HASTINGS MP Neale Burgess sees the realisation of power company AGL’s plan for a floating gas terminal at Crib Point as the beginning of the “industrialisation” of the town.
“Crib Point has waited decades to flourish without the weight of industrialisation and it is time that was allowed to happen,” Mr Burgess said yesterday (Monday).
“If we let this in what might follow?”
Mr Burgess intends holding public meetings in the next month to gauge public feeling on the gas terminal at Crib Point and a pilot plant at Hastings to convert hydrogen gas to liquid before being shipped to Japan.
“I will also be conducting a survey of our local community on both proposals, to ensure our community’s voice is being heard,” he said.
AGL is expected to apply within weeks for regulatory approvals to moor a floating gas import terminal at Crib Point.
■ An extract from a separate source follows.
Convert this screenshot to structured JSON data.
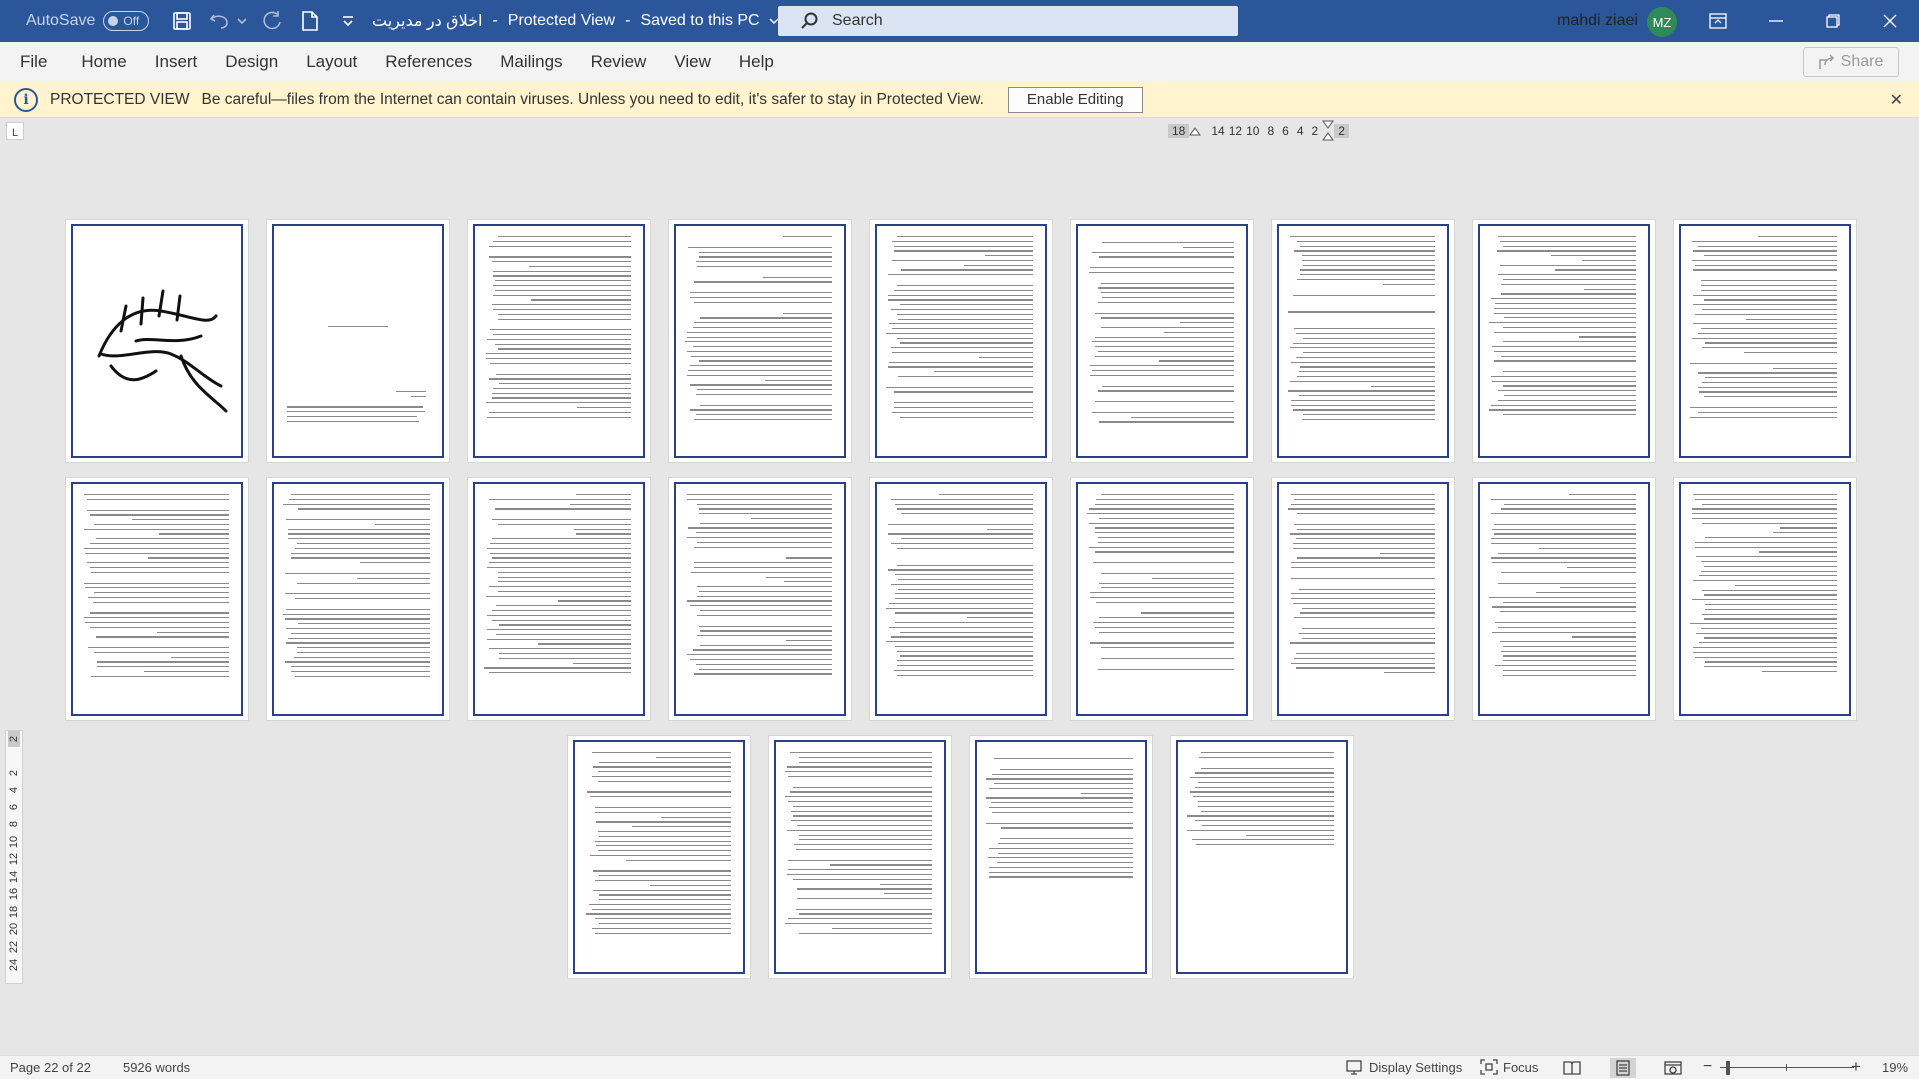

The state and federal governments have announced giving $100 million to the proposal which involves extracting hydrogen gas from brown coal and storing the waste CO2 in an unproven carbon capture and storage (CCS) process (“Parties unite over power plan” The News 17/4/18).
“I made a commitment to this community while in government, that there would be no industrial development south of Hastings. It’s time the wishes of Crib Point residents came first,” Mr Burgess said.
“As the community representative, I will be guided by the wishes of our local people and I am gathering that feedback as we go.
“It’s important to keep in mind why it has become economically viable for AGL to import gas into Victoria, where until recently we had some of the lowest prices in the nation.
“These reasons include contracts signed by previous federal governments to sell our gas overseas before satisfying our own needs, the state government making permanent a ban on any exploration in Victoria of conventional gas – fracking has been permanently banned by both sides of politics – and the forced closure of the Hazelwood electricity generator, increasing demand on gas supplies.”
Mr Burgess said the Liberal-National coalition would lift the ban on gas exploration if it won the November state election.
“It has been made clear by successive Labor government’s that they see our area as the place for coal, gas, bitumen, urea and other toxic materials,” he said.
“We have been very clear that our priority is to develop the Port of Hastings as Victoria’s second container port and, regardless of a politically motivated and badly flawed report by infrastructure Victoria, if elected in November we will resume that critically important work immediately.
“While in government, the state Liberal National Coalition funded research into the use of Victoria’s abundant brown coal supplies to produce clean energy, including through its conversion into hydrogen; however there are many questions to be answered about this proposal, not least of which is whether it will impact at all on the Port of Hastings container port footprint.”